(mathematics)
The theorem of geometry, named after Pythagoras, of Samos, Ionia, stating that, for a right-angled triangle, the square of the length of the hypotenuse is equal to the sum of the squares of the lengths of the other two sides. I.e. if the longest side has length A and the other sides have lengths B and C (in any units),

A^2 = B^2 + C^2
References in periodicals archive ?
The distance between two words (or points) is simply calculated using Pythagoras's theorem.
Pythagoras's theorem yields the square root of [25.
It is common for estimates of several lengths to be made in such cases, but an elementary application of Pythagoras's theorem shows that the amount of ground lost is considerably less.
The facile point the programme was determined to labour was that players who wouldn't know Charles Dickens from Alan Dickens, who didn't speak at least three languages or weren't familiar with Pythagoras's Theorem were somehow destined to "struggle under the immense pressure" of being paid a huge amount of money to kick a ball about.

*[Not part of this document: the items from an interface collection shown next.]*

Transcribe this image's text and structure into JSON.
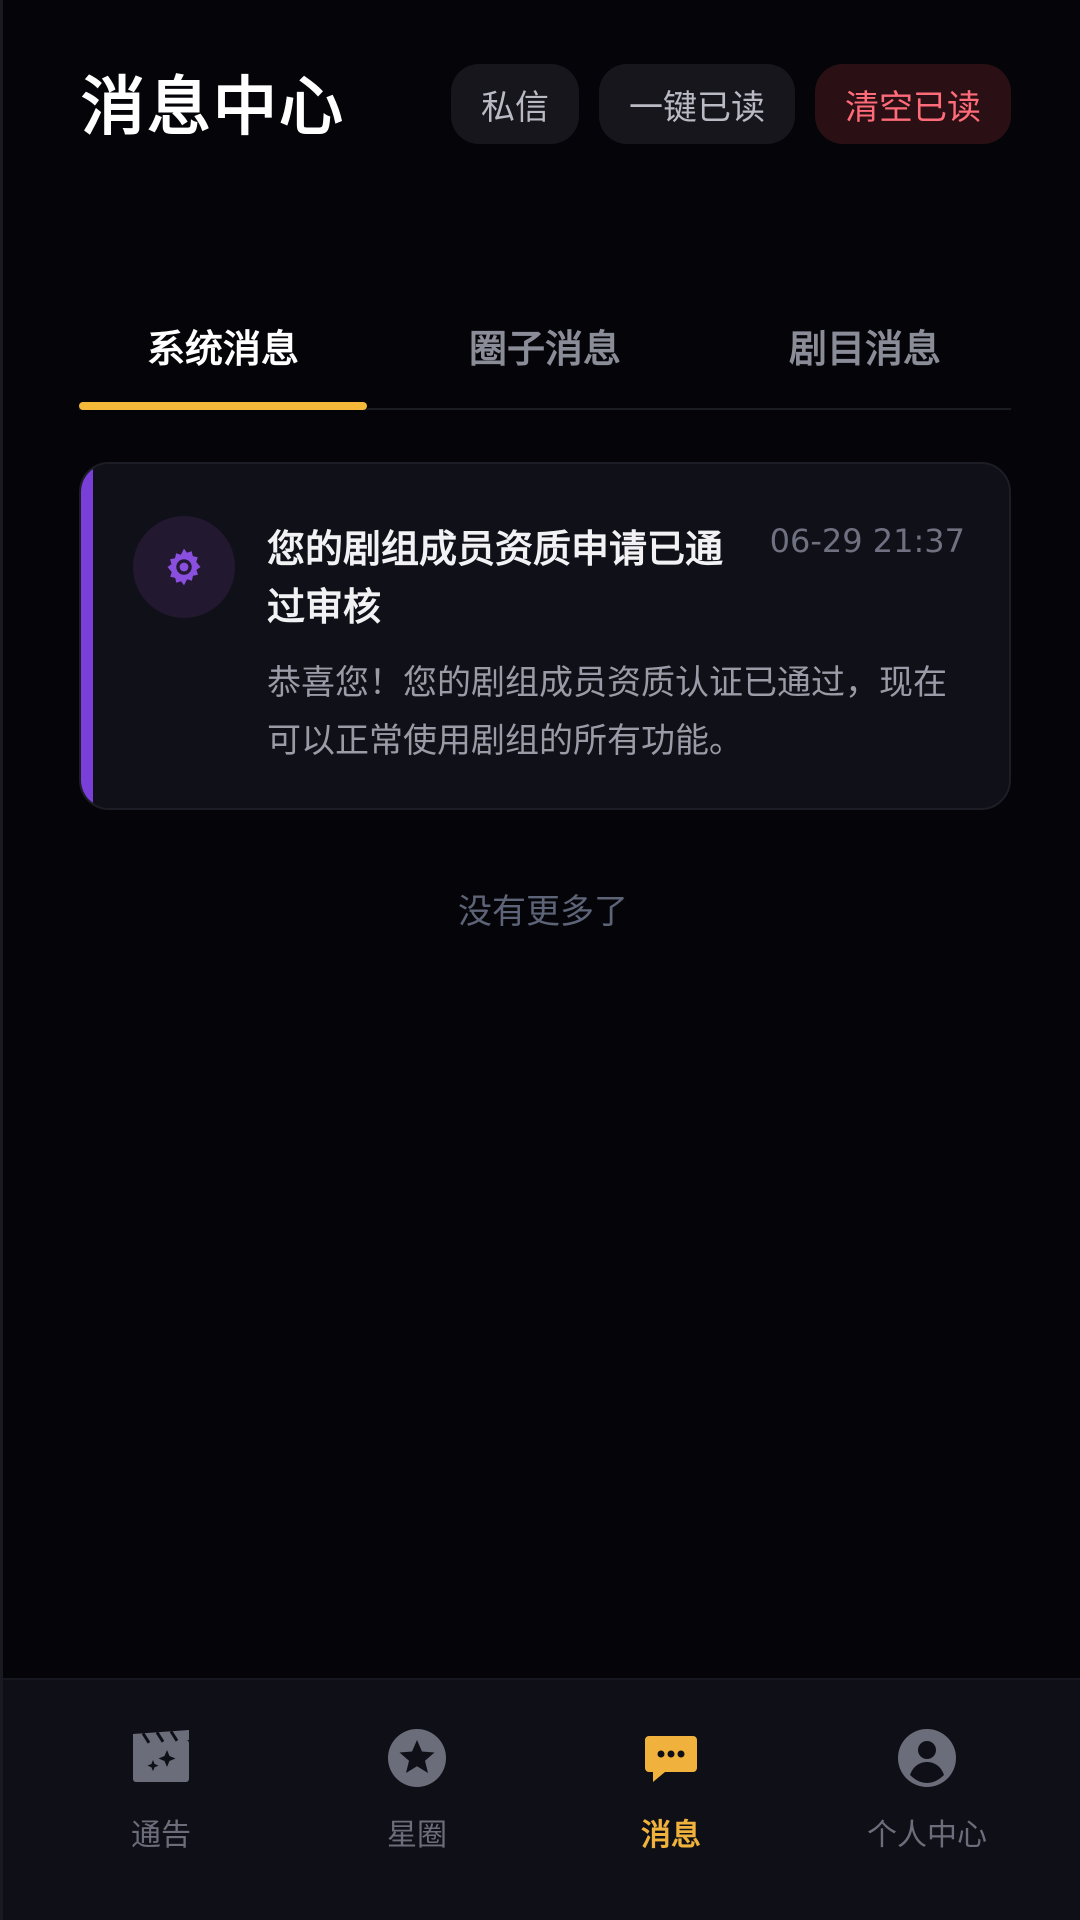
{
  "header": {
    "title": "消息中心",
    "buttons": {
      "dm": "私信",
      "read_all": "一键已读",
      "clear_read": "清空已读"
    }
  },
  "tabs": [
    {
      "label": "系统消息",
      "active": true
    },
    {
      "label": "圈子消息",
      "active": false
    },
    {
      "label": "剧目消息",
      "active": false
    }
  ],
  "messages": [
    {
      "icon": "gear-icon",
      "title": "您的剧组成员资质申请已通过审核",
      "time": "06-29 21:37",
      "body": "恭喜您！您的剧组成员资质认证已通过，现在可以正常使用剧组的所有功能。"
    }
  ],
  "list_end_text": "没有更多了",
  "bottom_nav": [
    {
      "label": "通告",
      "icon": "clapperboard-icon",
      "active": false
    },
    {
      "label": "星圈",
      "icon": "star-icon",
      "active": false
    },
    {
      "label": "消息",
      "icon": "chat-icon",
      "active": true
    },
    {
      "label": "个人中心",
      "icon": "user-icon",
      "active": false
    }
  ],
  "colors": {
    "background": "#050509",
    "accent_yellow": "#f5b93a",
    "danger": "#ff6b78",
    "card_accent_purple": "#7b3fd9"
  }
}
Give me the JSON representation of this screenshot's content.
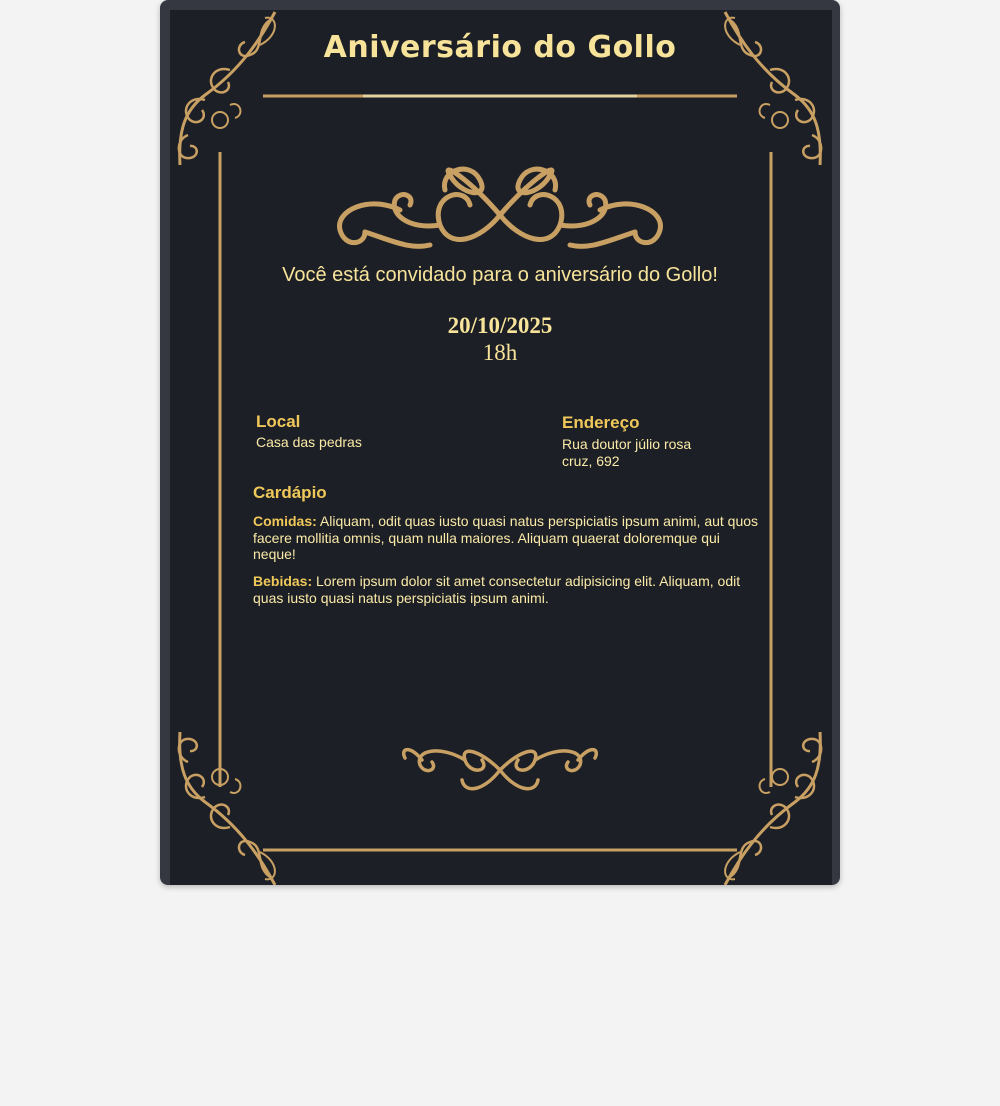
{
  "invite": {
    "title": "Aniversário do Gollo",
    "subtitle": "Você está convidado para o aniversário do Gollo!",
    "date": "20/10/2025",
    "time": "18h"
  },
  "location": {
    "heading": "Local",
    "value": "Casa das pedras"
  },
  "address": {
    "heading": "Endereço",
    "line1": "Rua doutor júlio rosa",
    "line2": "cruz, 692"
  },
  "menu": {
    "heading": "Cardápio",
    "food_label": "Comidas:",
    "food_text": " Aliquam, odit quas iusto quasi natus perspiciatis ipsum animi, aut quos facere mollitia omnis, quam nulla maiores. Aliquam quaerat doloremque qui neque!",
    "drinks_label": "Bebidas:",
    "drinks_text": " Lorem ipsum dolor sit amet consectetur adipisicing elit. Aliquam, odit quas iusto quasi natus perspiciatis ipsum animi."
  },
  "colors": {
    "page_background": "#f3f3f3",
    "card_background": "#1c1f25",
    "gold_ornament": "#c9a063",
    "title_text": "#f7e39a",
    "heading_text": "#f0c85a"
  },
  "ornaments": {
    "corner_icon": "corner-flourish-icon",
    "top_icon": "scroll-flourish-icon",
    "bottom_icon": "small-scroll-flourish-icon"
  }
}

I could spell Pythagoras's Theorems but could I hell understand them.